], overtraining is more likely in weeks with workloads, monotony and strain over 4400, 2.2 and 6000, respectively. This study was performed with international competitive athletes but can be a reference of limits on workloads in sports training. In fact, similar values were only reached in our study during the second week, which highlights the relevance about managing workloads in order to reduce injury risks and optimise the conditional performance [2
Regarding mesocycles, the workload decreased over the season, with higher loads during the first mesocycle. This matches with a study of professional female basketball players, preparing an international championship [26
], and with one of the teams from the study of Teixeira et al. [8
] in futsal. These increasing loads during the pre-season can accumulate higher amounts of fatigue in futsal players and, consequently, increase the injury risk [5
] due to excessive loads combined with insufficient recovery [8
]. For this reason, the pre-season should be accurately designed and controlled with different tools to ensure positive adaptations on futsal players [2
] as well as reducing injury risks [8
]. Moreover, the second and fourth mesocycles presented higher loads than the fifth, sixth and seventh ones. These results may be explained because of the sports programming theories [2
], reaching higher loads on the first months, and the fourth mesocycle as a short pre-season during the in-season period [26
]. However, another study found controversial results in professional female water polo players, with the last period of the season being the highest one, in comparison with the other three mesocycles [27
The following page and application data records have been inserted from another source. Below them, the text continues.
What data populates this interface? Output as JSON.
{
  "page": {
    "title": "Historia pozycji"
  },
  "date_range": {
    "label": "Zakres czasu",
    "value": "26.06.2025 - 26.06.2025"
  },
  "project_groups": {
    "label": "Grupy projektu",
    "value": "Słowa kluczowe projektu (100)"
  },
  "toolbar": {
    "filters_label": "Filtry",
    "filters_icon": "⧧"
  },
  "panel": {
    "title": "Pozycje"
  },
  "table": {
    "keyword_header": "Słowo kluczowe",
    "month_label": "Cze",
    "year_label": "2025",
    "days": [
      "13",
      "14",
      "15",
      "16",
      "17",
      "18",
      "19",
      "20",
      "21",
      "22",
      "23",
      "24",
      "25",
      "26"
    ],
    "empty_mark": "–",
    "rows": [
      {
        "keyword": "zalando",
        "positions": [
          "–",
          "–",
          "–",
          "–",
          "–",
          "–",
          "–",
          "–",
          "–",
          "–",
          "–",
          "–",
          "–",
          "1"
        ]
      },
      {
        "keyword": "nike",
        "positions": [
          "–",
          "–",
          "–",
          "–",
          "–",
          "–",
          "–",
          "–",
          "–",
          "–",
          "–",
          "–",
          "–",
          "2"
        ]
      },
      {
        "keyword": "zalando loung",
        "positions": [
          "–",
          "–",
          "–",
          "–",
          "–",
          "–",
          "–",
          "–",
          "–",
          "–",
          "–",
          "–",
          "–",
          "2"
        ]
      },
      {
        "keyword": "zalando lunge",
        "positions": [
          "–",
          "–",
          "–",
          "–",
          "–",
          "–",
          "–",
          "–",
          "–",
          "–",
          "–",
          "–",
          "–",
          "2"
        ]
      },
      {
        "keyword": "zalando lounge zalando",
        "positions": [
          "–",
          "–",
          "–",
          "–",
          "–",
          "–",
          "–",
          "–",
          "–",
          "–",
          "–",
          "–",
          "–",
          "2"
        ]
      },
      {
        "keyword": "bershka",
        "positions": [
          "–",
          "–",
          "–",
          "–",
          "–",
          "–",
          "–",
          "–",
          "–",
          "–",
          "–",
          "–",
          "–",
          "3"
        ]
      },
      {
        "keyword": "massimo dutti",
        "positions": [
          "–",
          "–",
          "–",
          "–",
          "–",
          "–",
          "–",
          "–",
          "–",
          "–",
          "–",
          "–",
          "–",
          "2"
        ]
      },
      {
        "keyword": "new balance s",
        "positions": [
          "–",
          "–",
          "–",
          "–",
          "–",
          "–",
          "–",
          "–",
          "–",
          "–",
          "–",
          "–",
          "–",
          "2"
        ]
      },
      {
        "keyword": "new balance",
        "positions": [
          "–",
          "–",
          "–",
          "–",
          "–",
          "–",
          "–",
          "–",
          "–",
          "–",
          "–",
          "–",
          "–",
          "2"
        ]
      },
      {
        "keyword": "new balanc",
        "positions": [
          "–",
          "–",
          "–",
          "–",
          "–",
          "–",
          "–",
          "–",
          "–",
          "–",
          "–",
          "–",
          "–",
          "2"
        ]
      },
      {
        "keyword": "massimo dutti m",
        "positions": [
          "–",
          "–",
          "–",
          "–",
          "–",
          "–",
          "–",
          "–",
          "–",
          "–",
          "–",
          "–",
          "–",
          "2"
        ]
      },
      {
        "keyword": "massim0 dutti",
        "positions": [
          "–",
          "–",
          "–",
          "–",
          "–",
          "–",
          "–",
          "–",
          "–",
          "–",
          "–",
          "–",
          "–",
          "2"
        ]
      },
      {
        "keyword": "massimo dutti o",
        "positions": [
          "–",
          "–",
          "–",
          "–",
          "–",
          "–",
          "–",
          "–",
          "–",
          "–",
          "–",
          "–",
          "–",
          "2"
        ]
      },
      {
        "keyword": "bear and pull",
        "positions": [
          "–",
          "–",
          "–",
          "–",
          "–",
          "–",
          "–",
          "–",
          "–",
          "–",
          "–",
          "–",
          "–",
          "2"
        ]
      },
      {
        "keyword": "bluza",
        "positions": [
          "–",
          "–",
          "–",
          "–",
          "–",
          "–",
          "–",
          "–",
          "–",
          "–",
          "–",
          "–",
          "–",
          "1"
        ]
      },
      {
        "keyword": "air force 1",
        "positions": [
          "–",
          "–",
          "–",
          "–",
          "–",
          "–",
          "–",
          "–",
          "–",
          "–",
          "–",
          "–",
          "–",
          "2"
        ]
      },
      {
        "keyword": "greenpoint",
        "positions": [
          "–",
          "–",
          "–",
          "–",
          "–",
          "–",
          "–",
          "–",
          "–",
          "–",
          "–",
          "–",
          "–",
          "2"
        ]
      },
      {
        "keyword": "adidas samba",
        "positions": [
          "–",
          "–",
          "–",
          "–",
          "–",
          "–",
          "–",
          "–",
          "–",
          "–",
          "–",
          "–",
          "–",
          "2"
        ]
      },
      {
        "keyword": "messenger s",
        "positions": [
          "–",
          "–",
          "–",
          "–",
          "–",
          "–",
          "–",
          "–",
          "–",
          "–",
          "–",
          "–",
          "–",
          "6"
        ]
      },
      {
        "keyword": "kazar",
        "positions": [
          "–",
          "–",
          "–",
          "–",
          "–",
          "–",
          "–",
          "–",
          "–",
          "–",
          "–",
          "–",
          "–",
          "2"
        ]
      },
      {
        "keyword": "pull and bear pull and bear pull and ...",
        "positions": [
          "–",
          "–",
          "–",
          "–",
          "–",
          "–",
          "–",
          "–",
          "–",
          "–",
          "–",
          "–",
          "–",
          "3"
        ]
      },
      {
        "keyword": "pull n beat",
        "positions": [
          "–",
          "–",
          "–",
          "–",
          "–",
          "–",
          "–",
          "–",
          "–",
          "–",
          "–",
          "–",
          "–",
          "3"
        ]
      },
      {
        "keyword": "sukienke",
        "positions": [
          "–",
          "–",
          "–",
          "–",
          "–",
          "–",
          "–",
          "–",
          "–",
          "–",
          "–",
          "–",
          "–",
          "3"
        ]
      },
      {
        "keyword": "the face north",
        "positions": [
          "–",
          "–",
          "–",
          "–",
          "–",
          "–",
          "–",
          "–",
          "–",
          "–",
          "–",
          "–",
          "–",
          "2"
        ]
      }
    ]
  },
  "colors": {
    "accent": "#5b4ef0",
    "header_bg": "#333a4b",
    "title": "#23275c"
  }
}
]. This may be because the last phase of the season contained more intense and competitive matches, at both national and European levels. That is, the load control is fundamental to manage the athletes’ physical performance determined by the goals of the team and the structure and length of the season.
During the pre-season, the sRPE did not show significant differences among the days of the week, showing only differences between Saturdays (usually friendly matches) and Tuesdays. This can be explained by the greater variability and higher loads during the pre-season period, adjusting contents to balance training and recovery to optimise conditional performance [14
]. During the in-season, the weekly workload distribution is shown in previous studies [17
]. That is, the sRPE decreased during the week, with higher loads on Monday (first session of the week) after a full recovery day (Sunday), and the lighter loads on Thursday, to rest for Saturday’s match, as a tapering strategy, which attempts to ensure an adequate physiological response to competition [28
Our study has some limitations as the number of external and internal load variables measured, as well as the number of players involved. More studies on professional female futsal players are needed, including more assessment tools to support these workloads, such as distance covered, the number of accelerations and decelerations, speed thresholds or changes of direction, among others. Likewise, further research should compare data from players in the First Division with lower divisions, given the differences shown by a previous study [29
], as well as to include other important and specific variables in female athletes, such as the menstrual cycle and hormonal contraceptive use.